The Bureau of Meteorology (BoM) has officially declared that both an El Niño and a positive Indian Ocean Dipole (IOD) are underway. These two climate drivers are likely to lead to warmer and drier conditions for parts of Australia. El Niño events increase the risk of extreme temperature shifts, like heatwaves and hotter days, as well as increased fire danger across the south-east of Australia in spring and summer. Meanwhile, a positive IOD also contributes to greater fire risk across southeast Australia during springtime. When these two climate events occur together, their drying effect is typically stronger, and more widespread across the country.
The news comes after Australia experienced its warmest winter on record, when the national mean temperature was 1.53 °C above the 1961–1990 average for winter, making it the warmest on record since national observations began in 1910.
El Niño and positive Indian Ocean Dipole
According to the BoM Climate Manager, Dr Karl Braganza, the two climate events will tend to draw rain away from Australia.
“Over spring, their combined impact can increase the chance of below-average rainfall over much of the continent and higher temperatures across the southern two-thirds of the country,” said Dr Braganza. “The Bureau’s three-month forecast for Australian rainfall and temperature have been indicated warm and dry conditions for some time. An established El Niño and positive IOD reinforces our confidence in those predictions. Based on history, it is now also more likely that warm and dry conditions will persist over eastern Australia until autumn.”
While the World Meteorological Organization declared the onset of El Niño in July, BoM waited until three of the four El Niño criteria were met.
This criteria include:
- Sea surface temperature – temperatures in regions of the Pacific Ocean are 0.8 °C warmer than average

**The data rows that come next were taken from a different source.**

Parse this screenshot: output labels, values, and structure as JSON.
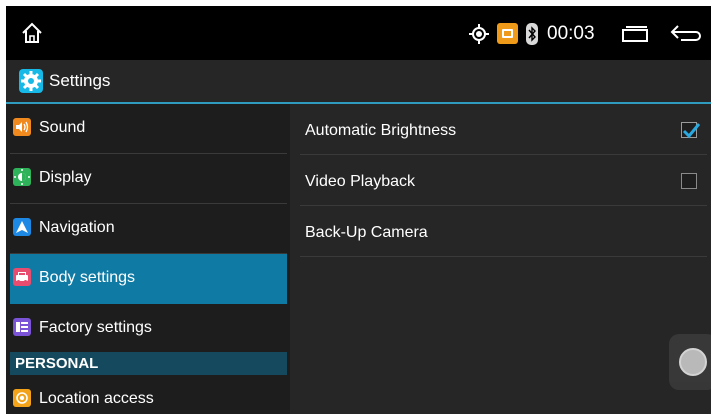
{
  "status_bar": {
    "time": "00:03",
    "icons": [
      "home-icon",
      "location-icon",
      "orange-app-icon",
      "bluetooth-icon",
      "recents-icon",
      "back-icon"
    ]
  },
  "app_bar": {
    "title": "Settings",
    "icon": "gear-icon",
    "accent": "#2f9bbf"
  },
  "sidebar": {
    "items": [
      {
        "label": "Sound",
        "icon": "speaker-icon",
        "color": "#f08a1f"
      },
      {
        "label": "Display",
        "icon": "display-icon",
        "color": "#2fb35a"
      },
      {
        "label": "Navigation",
        "icon": "navigation-icon",
        "color": "#1e88e5"
      },
      {
        "label": "Body settings",
        "icon": "car-icon",
        "color": "#e84c6e",
        "selected": true
      },
      {
        "label": "Factory settings",
        "icon": "factory-icon",
        "color": "#7b53d6"
      }
    ],
    "section_personal": "PERSONAL",
    "personal_items": [
      {
        "label": "Location access",
        "icon": "location-access-icon",
        "color": "#f3a31a"
      }
    ],
    "selected_color": "#0f7ba5"
  },
  "main": {
    "preferences": [
      {
        "label": "Automatic Brightness",
        "checkbox": true,
        "checked": true
      },
      {
        "label": "Video Playback",
        "checkbox": true,
        "checked": false
      },
      {
        "label": "Back-Up Camera",
        "checkbox": false
      }
    ]
  },
  "assistive_button": {
    "icon": "assistive-touch-icon"
  }
}
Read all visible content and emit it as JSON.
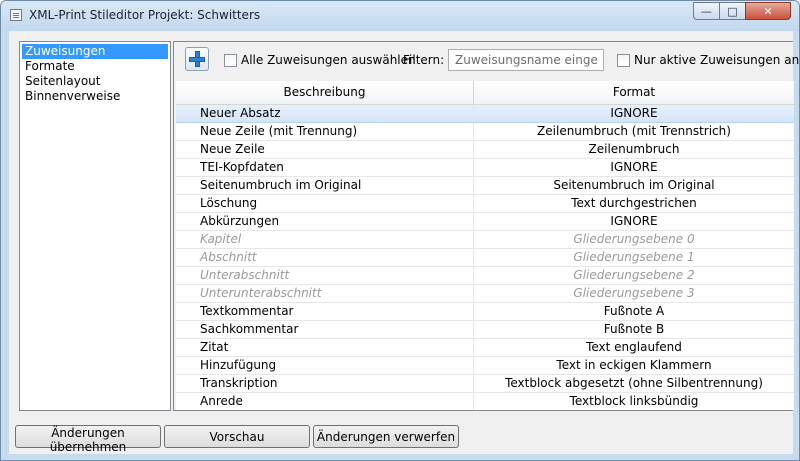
{
  "window": {
    "title": "XML-Print Stileditor Projekt: Schwitters"
  },
  "nav": {
    "items": [
      {
        "label": "Zuweisungen",
        "selected": true
      },
      {
        "label": "Formate",
        "selected": false
      },
      {
        "label": "Seitenlayout",
        "selected": false
      },
      {
        "label": "Binnenverweise",
        "selected": false
      }
    ]
  },
  "toolbar": {
    "add_icon": "plus-icon",
    "select_all_label": "Alle Zuweisungen auswählen",
    "filter_label": "Filtern:",
    "filter_placeholder": "Zuweisungsname eingeben",
    "active_only_label": "Nur aktive Zuweisungen anz"
  },
  "table": {
    "columns": [
      "Beschreibung",
      "Format"
    ],
    "rows": [
      {
        "beschreibung": "Neuer Absatz",
        "format": "IGNORE",
        "active": true,
        "selected": true
      },
      {
        "beschreibung": "Neue Zeile (mit Trennung)",
        "format": "Zeilenumbruch (mit Trennstrich)",
        "active": true
      },
      {
        "beschreibung": "Neue Zeile",
        "format": "Zeilenumbruch",
        "active": true
      },
      {
        "beschreibung": "TEI-Kopfdaten",
        "format": "IGNORE",
        "active": true
      },
      {
        "beschreibung": "Seitenumbruch im Original",
        "format": "Seitenumbruch im Original",
        "active": true
      },
      {
        "beschreibung": "Löschung",
        "format": "Text durchgestrichen",
        "active": true
      },
      {
        "beschreibung": "Abkürzungen",
        "format": "IGNORE",
        "active": true
      },
      {
        "beschreibung": "Kapitel",
        "format": "Gliederungsebene 0",
        "active": false
      },
      {
        "beschreibung": "Abschnitt",
        "format": "Gliederungsebene 1",
        "active": false
      },
      {
        "beschreibung": "Unterabschnitt",
        "format": "Gliederungsebene 2",
        "active": false
      },
      {
        "beschreibung": "Unterunterabschnitt",
        "format": "Gliederungsebene 3",
        "active": false
      },
      {
        "beschreibung": "Textkommentar",
        "format": "Fußnote A",
        "active": true
      },
      {
        "beschreibung": "Sachkommentar",
        "format": "Fußnote B",
        "active": true
      },
      {
        "beschreibung": "Zitat",
        "format": "Text englaufend",
        "active": true
      },
      {
        "beschreibung": "Hinzufügung",
        "format": "Text in eckigen Klammern",
        "active": true
      },
      {
        "beschreibung": "Transkription",
        "format": "Textblock abgesetzt (ohne Silbentrennung)",
        "active": true
      },
      {
        "beschreibung": "Anrede",
        "format": "Textblock linksbündig",
        "active": true
      }
    ]
  },
  "buttons": {
    "apply": "Änderungen übernehmen",
    "preview": "Vorschau",
    "discard": "Änderungen verwerfen"
  }
}
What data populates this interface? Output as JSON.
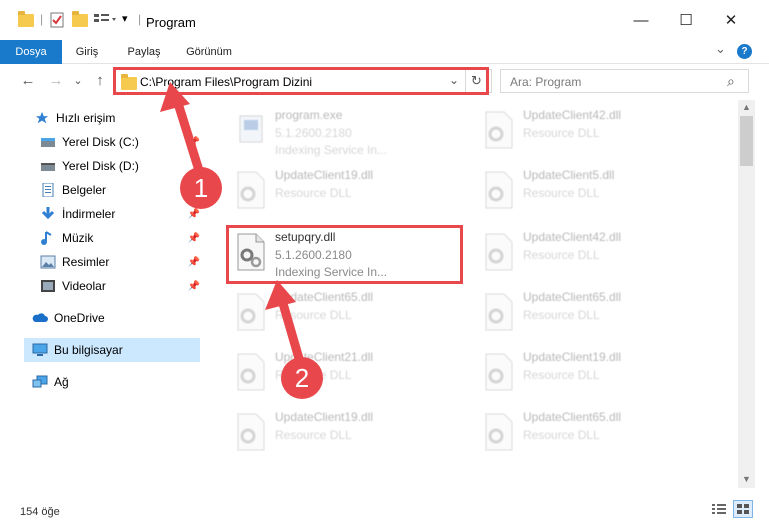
{
  "window": {
    "title": "Program",
    "minimize": "—",
    "maximize": "☐",
    "close": "✕"
  },
  "ribbon": {
    "tabs": [
      "Dosya",
      "Giriş",
      "Paylaş",
      "Görünüm"
    ],
    "help": "?",
    "collapse": "⌄"
  },
  "nav": {
    "back": "←",
    "forward": "→",
    "dropdown": "⌄",
    "up": "↑"
  },
  "address": {
    "path": "C:\\Program Files\\Program Dizini",
    "chevron": "⌄",
    "refresh": "↻"
  },
  "search": {
    "placeholder": "Ara: Program",
    "icon": "⌕"
  },
  "sidebar": {
    "quick_access": "Hızlı erişim",
    "items": [
      {
        "label": "Yerel Disk (C:)",
        "icon": "drive-icon"
      },
      {
        "label": "Yerel Disk (D:)",
        "icon": "drive-icon"
      },
      {
        "label": "Belgeler",
        "icon": "documents-icon"
      },
      {
        "label": "İndirmeler",
        "icon": "downloads-icon"
      },
      {
        "label": "Müzik",
        "icon": "music-icon"
      },
      {
        "label": "Resimler",
        "icon": "pictures-icon"
      },
      {
        "label": "Videolar",
        "icon": "videos-icon"
      }
    ],
    "onedrive": "OneDrive",
    "this_pc": "Bu bilgisayar",
    "network": "Ağ"
  },
  "files": {
    "left": [
      {
        "name": "program.exe",
        "version": "5.1.2600.2180",
        "desc": "Indexing Service In..."
      },
      {
        "name": "UpdateClient19.dll",
        "type": "Resource DLL"
      },
      {
        "name": "setupqry.dll",
        "version": "5.1.2600.2180",
        "desc": "Indexing Service In..."
      },
      {
        "name": "UpdateClient65.dll",
        "type": "Resource DLL"
      },
      {
        "name": "UpdateClient21.dll",
        "type": "Resource DLL"
      },
      {
        "name": "UpdateClient19.dll",
        "type": "Resource DLL"
      }
    ],
    "right": [
      {
        "name": "UpdateClient42.dll",
        "type": "Resource DLL"
      },
      {
        "name": "UpdateClient5.dll",
        "type": "Resource DLL"
      },
      {
        "name": "UpdateClient42.dll",
        "type": "Resource DLL"
      },
      {
        "name": "UpdateClient65.dll",
        "type": "Resource DLL"
      },
      {
        "name": "UpdateClient19.dll",
        "type": "Resource DLL"
      },
      {
        "name": "UpdateClient65.dll",
        "type": "Resource DLL"
      }
    ]
  },
  "status": {
    "count": "154 öğe"
  },
  "annotations": {
    "step1": "1",
    "step2": "2",
    "color": "#e8474b"
  }
}
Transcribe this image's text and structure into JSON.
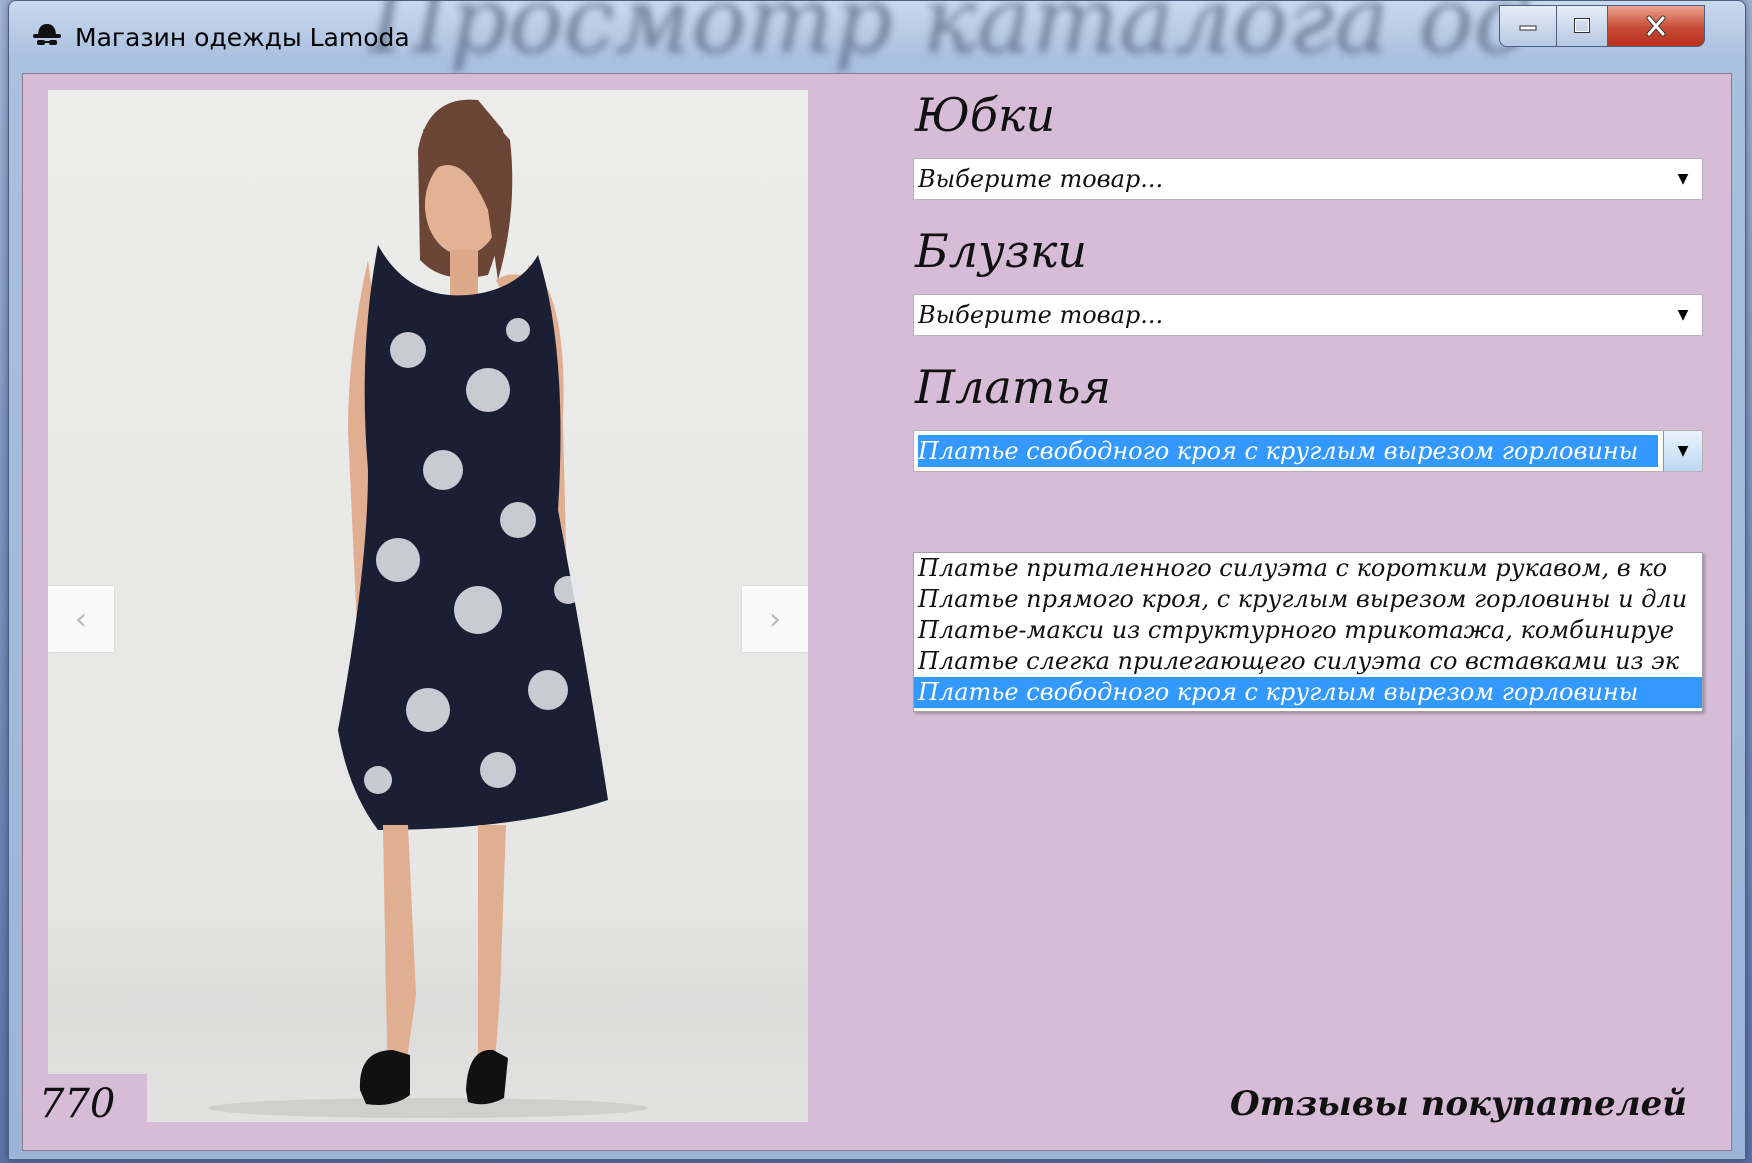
{
  "window": {
    "title": "Магазин одежды Lamoda",
    "background_title": "Просмотр каталога од"
  },
  "product": {
    "price": "770",
    "prev_icon": "chevron-left-icon",
    "next_icon": "chevron-right-icon"
  },
  "categories": {
    "skirts": {
      "label": "Юбки",
      "value": "Выберите товар..."
    },
    "blouses": {
      "label": "Блузки",
      "value": "Выберите товар..."
    },
    "dresses": {
      "label": "Платья",
      "value": "Платье свободного кроя с круглым вырезом горловины",
      "options": [
        "Платье приталенного силуэта с коротким рукавом, в ко",
        "Платье прямого кроя, с круглым вырезом горловины и дли",
        "Платье-макси из структурного трикотажа, комбинируе",
        "Платье слегка прилегающего силуэта со вставками из эк",
        "Платье свободного кроя с круглым вырезом горловины"
      ]
    }
  },
  "footer": {
    "reviews_link": "Отзывы покупателей"
  },
  "colors": {
    "client_bg": "#d7bcd7",
    "selection": "#3399ff",
    "close_button": "#c74b35"
  }
}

- Southern Oscillation Index (SOI) – this index measures the difference in surface air pressure between Tahiti and Darwin. Sustained positive values about +8 indicate a La Niña event while sustained negative values below about –8 indicate an El Niño. In this case, the 90-day average has been about -7.7.
- Models – a majority of surveyed climate models show sustained warming in regions of the Pacific until the end of the year. Models for this El Niño event indicate that it is likely to persist until the end of February.
Meanwhile, a positive IOD is underway, and will likely persist until the end of spring. This will lead to reduced spring rainfall in central and south-east Australia. This natural climate cycle comes from sustained changes in the difference between sea surface temperatures in the tropical western and eastern Indian Ocean.
The last time an El Niño and positive IOD occurred together was in 2015. Stay up-to-date with climate information here.